Where full-time education would not be in the best interests of a particular child because of reasons relating to their physical or mental health, LAs should provide part-time education on a basis they consider to be in the child’s best interests. Full and part-time education should still aim to achieve good academic attainment particularly in English, Maths and Science. 4. The LA should: §Have a named officer responsible for the education of children with additional health needs, and parents should know who that person is. §Have a written, publicly accessible policy statement on their arrangements to comply with their legal duty towards children with additional health needs. The policy should make links with related services in the area – for example, Special Educational Needs and Disability Services (SEND), Child and Adolescent Mental Health Services (CAMHS), Inclusion Services, Educational Psychologists, and, where relevant, school nurses. §Review the provision offered regularly to ensure that it continues to be appropriate for the child and that it is providing suitable education. §Have clear policies on the provision of education for children and young people under and over compulsory school age. Taken from – Ensuring a good education for children who cannot attend school because of health needs – statutory guidance for Local Authorities January 2013

Does a pupil need to have a recognisable medical condition in order to receive support?

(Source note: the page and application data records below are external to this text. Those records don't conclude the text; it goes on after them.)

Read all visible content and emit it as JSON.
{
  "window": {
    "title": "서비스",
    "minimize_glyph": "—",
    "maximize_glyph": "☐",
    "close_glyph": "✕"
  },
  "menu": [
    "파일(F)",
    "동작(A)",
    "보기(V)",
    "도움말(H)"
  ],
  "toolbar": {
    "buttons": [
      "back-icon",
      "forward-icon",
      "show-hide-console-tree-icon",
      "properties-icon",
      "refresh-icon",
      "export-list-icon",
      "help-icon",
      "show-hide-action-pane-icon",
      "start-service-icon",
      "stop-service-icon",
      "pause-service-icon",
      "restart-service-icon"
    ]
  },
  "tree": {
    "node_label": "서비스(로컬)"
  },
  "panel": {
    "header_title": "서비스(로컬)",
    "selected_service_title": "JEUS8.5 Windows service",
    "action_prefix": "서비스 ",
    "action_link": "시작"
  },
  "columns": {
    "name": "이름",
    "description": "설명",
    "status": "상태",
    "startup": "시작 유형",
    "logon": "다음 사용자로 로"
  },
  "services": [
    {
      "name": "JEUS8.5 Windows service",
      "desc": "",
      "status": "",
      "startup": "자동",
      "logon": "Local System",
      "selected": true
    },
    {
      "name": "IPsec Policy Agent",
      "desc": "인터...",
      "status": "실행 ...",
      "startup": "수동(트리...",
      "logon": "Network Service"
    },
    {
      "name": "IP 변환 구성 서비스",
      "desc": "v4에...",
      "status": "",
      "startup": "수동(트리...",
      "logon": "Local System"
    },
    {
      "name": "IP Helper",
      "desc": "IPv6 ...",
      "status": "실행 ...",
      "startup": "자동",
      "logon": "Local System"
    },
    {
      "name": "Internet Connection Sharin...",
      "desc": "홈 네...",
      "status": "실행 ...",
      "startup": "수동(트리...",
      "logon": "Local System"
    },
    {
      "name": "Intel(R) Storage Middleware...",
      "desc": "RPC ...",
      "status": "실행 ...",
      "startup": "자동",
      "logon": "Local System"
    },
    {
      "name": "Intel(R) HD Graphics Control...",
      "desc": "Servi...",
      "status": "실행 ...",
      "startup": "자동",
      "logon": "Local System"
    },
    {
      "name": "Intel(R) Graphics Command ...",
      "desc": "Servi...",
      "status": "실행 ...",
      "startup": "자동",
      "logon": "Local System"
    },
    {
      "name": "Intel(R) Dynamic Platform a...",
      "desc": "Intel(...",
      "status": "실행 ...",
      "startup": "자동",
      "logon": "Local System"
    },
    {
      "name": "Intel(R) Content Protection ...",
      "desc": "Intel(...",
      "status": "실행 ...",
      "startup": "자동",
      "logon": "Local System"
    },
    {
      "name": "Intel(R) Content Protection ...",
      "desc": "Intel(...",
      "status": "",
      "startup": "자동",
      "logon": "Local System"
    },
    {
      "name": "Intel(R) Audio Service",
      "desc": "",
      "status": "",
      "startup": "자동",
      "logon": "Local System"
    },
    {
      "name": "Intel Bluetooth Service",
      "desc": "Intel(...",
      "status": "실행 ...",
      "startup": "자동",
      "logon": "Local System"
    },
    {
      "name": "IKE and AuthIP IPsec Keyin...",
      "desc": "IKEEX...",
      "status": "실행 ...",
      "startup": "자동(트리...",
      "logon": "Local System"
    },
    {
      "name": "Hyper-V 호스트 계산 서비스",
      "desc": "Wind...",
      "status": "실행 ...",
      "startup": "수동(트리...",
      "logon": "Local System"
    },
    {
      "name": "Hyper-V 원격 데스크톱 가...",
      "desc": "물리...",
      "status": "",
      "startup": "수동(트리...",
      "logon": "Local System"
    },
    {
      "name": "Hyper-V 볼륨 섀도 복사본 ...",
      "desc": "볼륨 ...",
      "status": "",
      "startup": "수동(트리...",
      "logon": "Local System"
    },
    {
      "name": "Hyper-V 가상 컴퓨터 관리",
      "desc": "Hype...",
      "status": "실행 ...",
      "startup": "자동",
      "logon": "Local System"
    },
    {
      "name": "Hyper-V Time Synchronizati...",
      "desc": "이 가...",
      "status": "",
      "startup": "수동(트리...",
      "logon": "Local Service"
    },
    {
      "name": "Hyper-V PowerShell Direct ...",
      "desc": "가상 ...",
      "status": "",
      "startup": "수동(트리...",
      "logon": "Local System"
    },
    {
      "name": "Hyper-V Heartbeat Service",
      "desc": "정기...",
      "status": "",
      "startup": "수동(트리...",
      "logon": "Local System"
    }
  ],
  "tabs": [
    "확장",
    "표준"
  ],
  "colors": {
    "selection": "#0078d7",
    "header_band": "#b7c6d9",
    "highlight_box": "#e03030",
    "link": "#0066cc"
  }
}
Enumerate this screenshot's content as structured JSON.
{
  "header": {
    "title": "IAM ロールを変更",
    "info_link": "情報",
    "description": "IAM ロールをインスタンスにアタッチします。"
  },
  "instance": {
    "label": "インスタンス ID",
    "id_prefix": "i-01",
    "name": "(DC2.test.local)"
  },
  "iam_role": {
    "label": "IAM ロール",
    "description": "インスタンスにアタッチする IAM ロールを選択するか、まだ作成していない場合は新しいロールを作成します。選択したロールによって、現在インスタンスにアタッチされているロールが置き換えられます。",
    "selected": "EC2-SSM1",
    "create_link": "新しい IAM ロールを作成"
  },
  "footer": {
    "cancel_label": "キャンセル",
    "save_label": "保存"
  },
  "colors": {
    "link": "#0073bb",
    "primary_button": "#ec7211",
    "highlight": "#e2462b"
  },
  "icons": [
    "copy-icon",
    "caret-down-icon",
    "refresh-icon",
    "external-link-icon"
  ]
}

Schools do not have to wait for a formal diagnosis by a medical practitioner before providing support to pupils. If the condition is unclear then the head teacher will have to make a judgement about what support to provide to the pupil based on the medical evidence available at the time that the school is made aware of an issue. In exercising this judgement, the head teacher must not ignore the views of the child or their parents or ignore medical evidence or opinion however, the head teacher can challenge the evidence if appropriate. Credit given to Hampshire SENDIASS.